On the 15th November, Education Support published their seventh annual Teacher Wellbeing Index. The annual report provides an insight into the mental health and well-being of teachers and education staff working in the UK.
This year’s survey of over 3,004 education staff shows that well-being in the education sector is poor and continues to decline showing senior leaders remain at particular risk, with a significant decline in the overall well-being of classroom teachers.
Staff experience significant feelings of loneliness and isolation, with teachers and education staff feeling twice as lonely at work compared to the general population. Their analysis finds that there is a small but vulnerable population that reports loneliness along-side stress and/or burnout, pointing to elevated risk of severe mental health problems and suicide.
This year, Education Support asked about educators’ experience of inspections. The report showed that educators have little trust in the inspection system; raising questions about the effectiveness of inspections, the impact on school leader and staff well-being and implications for learner outcomes.
You will find the key findings summarised below.
Teacher Wellbeing Index 2023 – Key findings
- 78% of all staff are stressed
- 55% say that their organisation’s culture has a negative effect on their well-being
- 46% of staff say that employees who have mental health and wellbeing problems are not well supported by their organisations
Mental health of education staff
- 81% of all staff experienced symptoms due to their work (84% of senior leaders, 82% of school teachers)
- 39% of all staff have experienced a mental health issue in the past academic year (41% of school teachers, 37% of senior leaders)
- 45% of staff thought the symptoms could be signs of anxiety
- 28% of staff thought their symptoms could be signs of depression
- 35% of staff thought the symptoms could be signs of burnout (40% of senior leaders, 36% of school teachers)
- Staff well-being score is 43.65 using the Warwick-Edinburgh Mental Wellbeing Scale (WEMWBS). This is lower than the national population scores and the lowest we have recorded since 2019.
Almost a sixth of education staff feel isolated at work, twice the rate of the general population.
- 14% of staff always, or often, feel lonely at work
- 15% of school teachers feel lonely at work
- 22% of staff from a global majority background feel lonely at work compared with 13% of white staff
- 17% of staff always, or often, feel isolated from others at work
School and college staff have little trust in the inspection system, particularly in England
- 73% of staff think inspections are not fit for purpose

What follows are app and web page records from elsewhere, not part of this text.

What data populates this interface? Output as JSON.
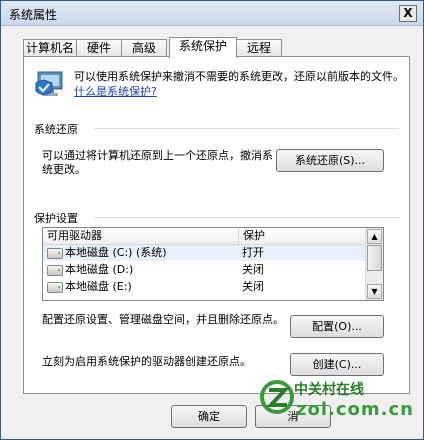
{
  "window": {
    "title": "系统属性",
    "close_label": "X"
  },
  "tabs": [
    {
      "label": "计算机名"
    },
    {
      "label": "硬件"
    },
    {
      "label": "高级"
    },
    {
      "label": "系统保护"
    },
    {
      "label": "远程"
    }
  ],
  "intro": {
    "text": "可以使用系统保护来撤消不需要的系统更改，还原以前版本的文件。",
    "link": "什么是系统保护?"
  },
  "restore": {
    "heading": "系统还原",
    "description": "可以通过将计算机还原到上一个还原点，撤消系统更改。",
    "button": "系统还原(S)..."
  },
  "protection": {
    "heading": "保护设置",
    "columns": [
      "可用驱动器",
      "保护"
    ],
    "drives": [
      {
        "name": "本地磁盘 (C:) (系统)",
        "protection": "打开"
      },
      {
        "name": "本地磁盘 (D:)",
        "protection": "关闭"
      },
      {
        "name": "本地磁盘 (E:)",
        "protection": "关闭"
      }
    ],
    "configure_text": "配置还原设置、管理磁盘空间，并且删除还原点。",
    "configure_button": "配置(O)...",
    "create_text": "立刻为启用系统保护的驱动器创建还原点。",
    "create_button": "创建(C)..."
  },
  "footer": {
    "ok": "确定",
    "cancel": "消"
  },
  "watermark": {
    "line1": "中关村在线",
    "line2": "zol.com.cn",
    "color": "#3b9b3b"
  }
}
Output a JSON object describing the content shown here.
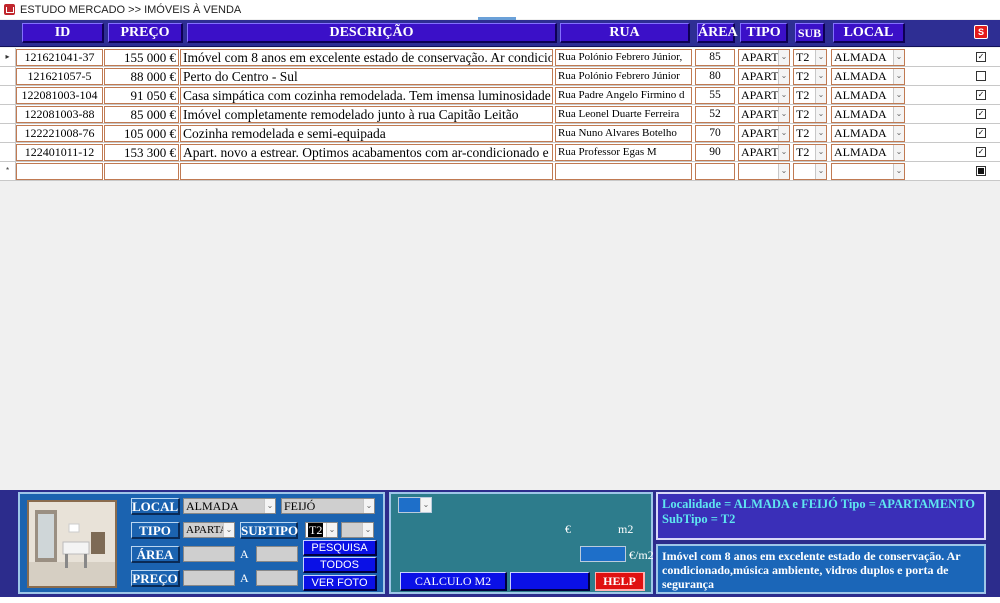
{
  "window": {
    "title": "ESTUDO MERCADO >> IMÓVEIS À VENDA"
  },
  "columns": {
    "id": "ID",
    "preco": "PREÇO",
    "descricao": "DESCRIÇÃO",
    "rua": "RUA",
    "area": "ÁREA",
    "tipo": "TIPO",
    "sub": "SUB",
    "local": "LOCAL",
    "s": "S"
  },
  "rows": [
    {
      "id": "121621041-37",
      "preco": "155 000 €",
      "descricao": "Imóvel com 8 anos em excelente estado de conservação. Ar condicionado",
      "rua": "Rua Polónio Febrero Júnior,",
      "area": "85",
      "tipo": "APART",
      "sub": "T2",
      "local": "ALMADA",
      "checked": true,
      "marker": "▸"
    },
    {
      "id": "121621057-5",
      "preco": "88 000 €",
      "descricao": "Perto do Centro - Sul",
      "rua": "Rua Polónio Febrero Júnior",
      "area": "80",
      "tipo": "APART",
      "sub": "T2",
      "local": "ALMADA",
      "checked": false,
      "marker": ""
    },
    {
      "id": "122081003-104",
      "preco": "91 050 €",
      "descricao": "Casa simpática com cozinha remodelada. Tem imensa luminosidade",
      "rua": "Rua Padre Angelo Firmino d",
      "area": "55",
      "tipo": "APART",
      "sub": "T2",
      "local": "ALMADA",
      "checked": true,
      "marker": ""
    },
    {
      "id": "122081003-88",
      "preco": "85 000 €",
      "descricao": "Imóvel completamente remodelado junto à rua Capitão Leitão",
      "rua": "Rua Leonel Duarte Ferreira",
      "area": "52",
      "tipo": "APART",
      "sub": "T2",
      "local": "ALMADA",
      "checked": true,
      "marker": ""
    },
    {
      "id": "122221008-76",
      "preco": "105 000 €",
      "descricao": "Cozinha remodelada e semi-equipada",
      "rua": "Rua Nuno Alvares Botelho",
      "area": "70",
      "tipo": "APART",
      "sub": "T2",
      "local": "ALMADA",
      "checked": true,
      "marker": ""
    },
    {
      "id": "122401011-12",
      "preco": "153 300 €",
      "descricao": "Apart. novo a estrear. Optimos acabamentos com ar-condicionado e",
      "rua": "Rua Professor Egas M",
      "area": "90",
      "tipo": "APART",
      "sub": "T2",
      "local": "ALMADA",
      "checked": true,
      "marker": ""
    }
  ],
  "new_row_marker": "*",
  "search": {
    "local_label": "LOCAL",
    "local_value": "ALMADA",
    "local2_value": "FEIJÓ",
    "tipo_label": "TIPO",
    "tipo_value": "APARTA",
    "subtipo_label": "SUBTIPO",
    "subtipo_value": "T2",
    "area_label": "ÁREA",
    "preco_label": "PREÇO",
    "a_label": "A",
    "pesquisa": "PESQUISA",
    "todos": "TODOS",
    "ver_foto": "VER FOTO"
  },
  "calc": {
    "euro": "€",
    "m2": "m2",
    "eur_per_m2": "€/m2",
    "calculo": "CALCULO M2",
    "help": "HELP"
  },
  "summary": "Localidade = ALMADA e FEIJÓ Tipo = APARTAMENTO SubTipo = T2",
  "detail": "Imóvel com 8 anos em excelente estado de conservação. Ar condicionado,música ambiente, vidros duplos e porta de segurança",
  "icons": {
    "dropdown": "chevron-down-icon",
    "checkbox": "checkbox-icon",
    "app": "access-form-icon"
  }
}
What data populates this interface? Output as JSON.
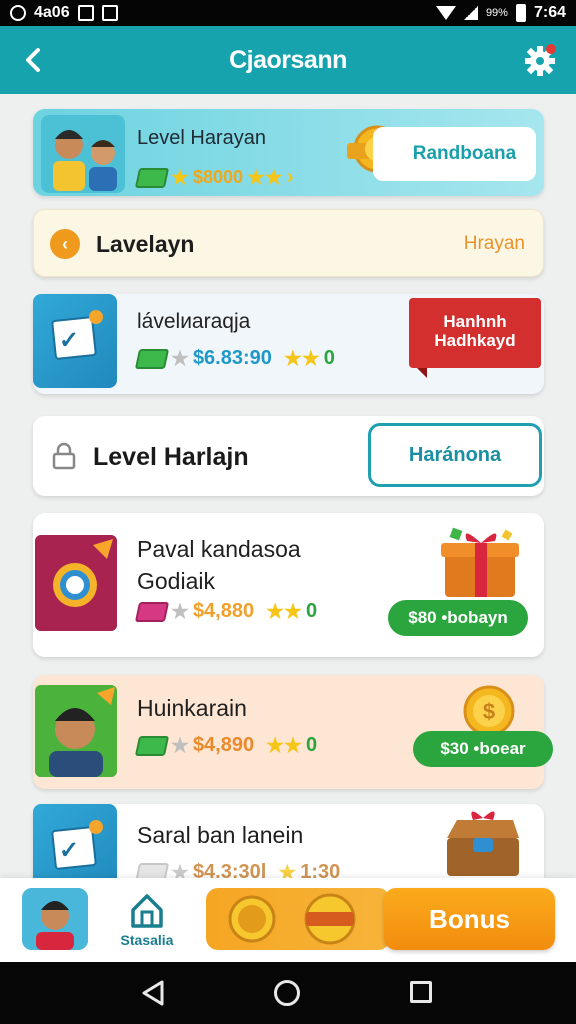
{
  "status_bar": {
    "left_text": "4a06",
    "battery_pct": "99%",
    "time": "7:64"
  },
  "header": {
    "title": "Cjaorsann",
    "back_icon": "chevron-left-icon",
    "settings_icon": "gear-icon"
  },
  "cards": [
    {
      "title": "Level Harayan",
      "reward": "$8000",
      "button": "Randboana",
      "style": "banner"
    },
    {
      "title": "Lavelayn",
      "right_text": "Hrayan",
      "icon": "arrow-left-circle-icon"
    },
    {
      "title": "lávelиaraqja",
      "reward": "$6.83:90",
      "rating": "0",
      "ribbon": [
        "Hanhnh",
        "Hadhkayd"
      ]
    },
    {
      "title": "Level Harlajn",
      "button": "Haránona",
      "icon": "lock-icon"
    },
    {
      "title_lines": [
        "Paval kandasoa",
        "Godiaik"
      ],
      "reward": "$4,880",
      "rating": "0",
      "button": "$80 •bobayn",
      "icon": "target-icon"
    },
    {
      "title": "Huinkarain",
      "reward": "$4,890",
      "rating": "0",
      "button": "$30 •boear",
      "icon": "person-icon"
    },
    {
      "title": "Saral ban lanein",
      "reward": "$4.3:30l",
      "rating": "1:30",
      "icon": "document-check-icon"
    }
  ],
  "bottom_bar": {
    "home_label": "Stasalia",
    "bonus_label": "Bonus"
  },
  "colors": {
    "teal": "#16a3ad",
    "orange": "#f59e1a",
    "green": "#2ba53e",
    "red": "#d32f2f"
  }
}
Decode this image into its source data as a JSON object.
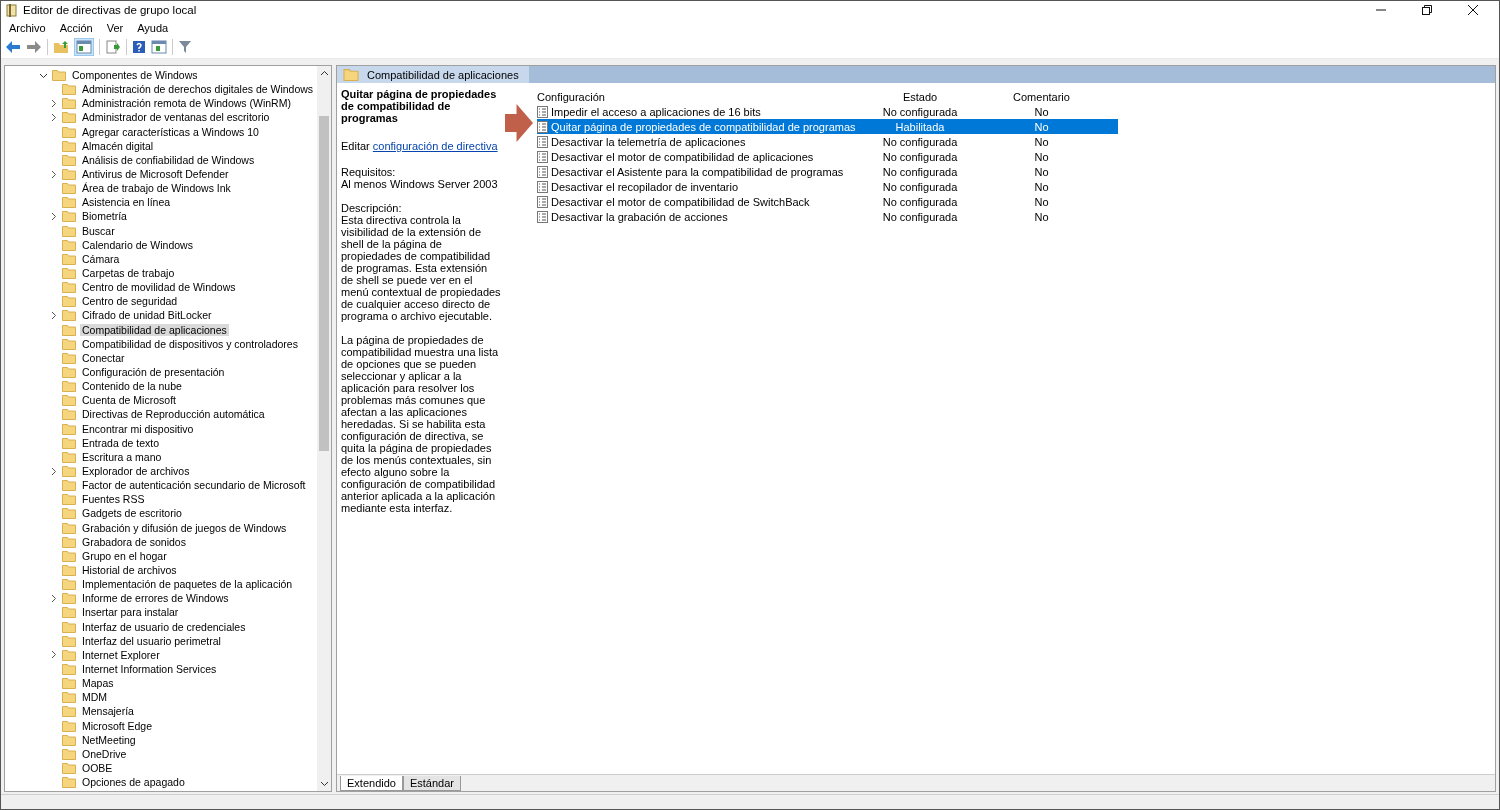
{
  "window": {
    "title": "Editor de directivas de grupo local"
  },
  "menu": [
    "Archivo",
    "Acción",
    "Ver",
    "Ayuda"
  ],
  "tree": [
    {
      "label": "Componentes de Windows",
      "expanded": true,
      "selected": false,
      "children": [
        {
          "label": "Administración de derechos digitales de Windows",
          "expandable": false,
          "selected": false
        },
        {
          "label": "Administración remota de Windows (WinRM)",
          "expandable": true,
          "selected": false
        },
        {
          "label": "Administrador de ventanas del escritorio",
          "expandable": true,
          "selected": false
        },
        {
          "label": "Agregar características a Windows 10",
          "expandable": false,
          "selected": false
        },
        {
          "label": "Almacén digital",
          "expandable": false,
          "selected": false
        },
        {
          "label": "Análisis de confiabilidad de Windows",
          "expandable": false,
          "selected": false
        },
        {
          "label": "Antivirus de Microsoft Defender",
          "expandable": true,
          "selected": false
        },
        {
          "label": "Área de trabajo de Windows Ink",
          "expandable": false,
          "selected": false
        },
        {
          "label": "Asistencia en línea",
          "expandable": false,
          "selected": false
        },
        {
          "label": "Biometría",
          "expandable": true,
          "selected": false
        },
        {
          "label": "Buscar",
          "expandable": false,
          "selected": false
        },
        {
          "label": "Calendario de Windows",
          "expandable": false,
          "selected": false
        },
        {
          "label": "Cámara",
          "expandable": false,
          "selected": false
        },
        {
          "label": "Carpetas de trabajo",
          "expandable": false,
          "selected": false
        },
        {
          "label": "Centro de movilidad de Windows",
          "expandable": false,
          "selected": false
        },
        {
          "label": "Centro de seguridad",
          "expandable": false,
          "selected": false
        },
        {
          "label": "Cifrado de unidad BitLocker",
          "expandable": true,
          "selected": false
        },
        {
          "label": "Compatibilidad de aplicaciones",
          "expandable": false,
          "selected": true
        },
        {
          "label": "Compatibilidad de dispositivos y controladores",
          "expandable": false,
          "selected": false
        },
        {
          "label": "Conectar",
          "expandable": false,
          "selected": false
        },
        {
          "label": "Configuración de presentación",
          "expandable": false,
          "selected": false
        },
        {
          "label": "Contenido de la nube",
          "expandable": false,
          "selected": false
        },
        {
          "label": "Cuenta de Microsoft",
          "expandable": false,
          "selected": false
        },
        {
          "label": "Directivas de Reproducción automática",
          "expandable": false,
          "selected": false
        },
        {
          "label": "Encontrar mi dispositivo",
          "expandable": false,
          "selected": false
        },
        {
          "label": "Entrada de texto",
          "expandable": false,
          "selected": false
        },
        {
          "label": "Escritura a mano",
          "expandable": false,
          "selected": false
        },
        {
          "label": "Explorador de archivos",
          "expandable": true,
          "selected": false
        },
        {
          "label": "Factor de autenticación secundario de Microsoft",
          "expandable": false,
          "selected": false
        },
        {
          "label": "Fuentes RSS",
          "expandable": false,
          "selected": false
        },
        {
          "label": "Gadgets de escritorio",
          "expandable": false,
          "selected": false
        },
        {
          "label": "Grabación y difusión de juegos de Windows",
          "expandable": false,
          "selected": false
        },
        {
          "label": "Grabadora de sonidos",
          "expandable": false,
          "selected": false
        },
        {
          "label": "Grupo en el hogar",
          "expandable": false,
          "selected": false
        },
        {
          "label": "Historial de archivos",
          "expandable": false,
          "selected": false
        },
        {
          "label": "Implementación de paquetes de la aplicación",
          "expandable": false,
          "selected": false
        },
        {
          "label": "Informe de errores de Windows",
          "expandable": true,
          "selected": false
        },
        {
          "label": "Insertar para instalar",
          "expandable": false,
          "selected": false
        },
        {
          "label": "Interfaz de usuario de credenciales",
          "expandable": false,
          "selected": false
        },
        {
          "label": "Interfaz del usuario perimetral",
          "expandable": false,
          "selected": false
        },
        {
          "label": "Internet Explorer",
          "expandable": true,
          "selected": false
        },
        {
          "label": "Internet Information Services",
          "expandable": false,
          "selected": false
        },
        {
          "label": "Mapas",
          "expandable": false,
          "selected": false
        },
        {
          "label": "MDM",
          "expandable": false,
          "selected": false
        },
        {
          "label": "Mensajería",
          "expandable": false,
          "selected": false
        },
        {
          "label": "Microsoft Edge",
          "expandable": false,
          "selected": false
        },
        {
          "label": "NetMeeting",
          "expandable": false,
          "selected": false
        },
        {
          "label": "OneDrive",
          "expandable": false,
          "selected": false
        },
        {
          "label": "OOBE",
          "expandable": false,
          "selected": false
        },
        {
          "label": "Opciones de apagado",
          "expandable": false,
          "selected": false
        }
      ]
    }
  ],
  "header": {
    "title": "Compatibilidad de aplicaciones"
  },
  "details": {
    "title": "Quitar página de propiedades de compatibilidad de programas",
    "edit_label": "Editar",
    "edit_link": "configuración de directiva",
    "requirements_label": "Requisitos:",
    "requirements": "Al menos Windows Server 2003",
    "description_label": "Descripción:",
    "description": [
      "Esta directiva controla la visibilidad de la extensión de shell de la página de propiedades de compatibilidad de programas.  Esta extensión de shell se puede ver en el menú contextual de propiedades de cualquier acceso directo de programa o archivo ejecutable.",
      "La página de propiedades de compatibilidad muestra una lista de opciones que se pueden seleccionar y aplicar a la aplicación para resolver los problemas más comunes que afectan a las aplicaciones heredadas. Si se habilita esta configuración de directiva, se quita la página de propiedades de los menús contextuales, sin efecto alguno sobre la configuración de compatibilidad anterior aplicada a la aplicación mediante esta interfaz."
    ]
  },
  "table": {
    "columns": [
      "Configuración",
      "Estado",
      "Comentario"
    ],
    "rows": [
      {
        "setting": "Impedir el acceso a aplicaciones de 16 bits",
        "state": "No configurada",
        "comment": "No",
        "selected": false
      },
      {
        "setting": "Quitar página de propiedades de compatibilidad de programas",
        "state": "Habilitada",
        "comment": "No",
        "selected": true
      },
      {
        "setting": "Desactivar la telemetría de aplicaciones",
        "state": "No configurada",
        "comment": "No",
        "selected": false
      },
      {
        "setting": "Desactivar el motor de compatibilidad de aplicaciones",
        "state": "No configurada",
        "comment": "No",
        "selected": false
      },
      {
        "setting": "Desactivar el Asistente para la compatibilidad de programas",
        "state": "No configurada",
        "comment": "No",
        "selected": false
      },
      {
        "setting": "Desactivar el recopilador de inventario",
        "state": "No configurada",
        "comment": "No",
        "selected": false
      },
      {
        "setting": "Desactivar el motor de compatibilidad de SwitchBack",
        "state": "No configurada",
        "comment": "No",
        "selected": false
      },
      {
        "setting": "Desactivar la grabación de acciones",
        "state": "No configurada",
        "comment": "No",
        "selected": false
      }
    ]
  },
  "view_tabs": [
    {
      "label": "Extendido",
      "selected": true
    },
    {
      "label": "Estándar",
      "selected": false
    }
  ]
}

- 73% of staff say inspections do not improve learner achievement
- 71% of staff say inspections negatively impact their mental health and well-being
- 64% of staff feel inspections do not deliver reliable judgements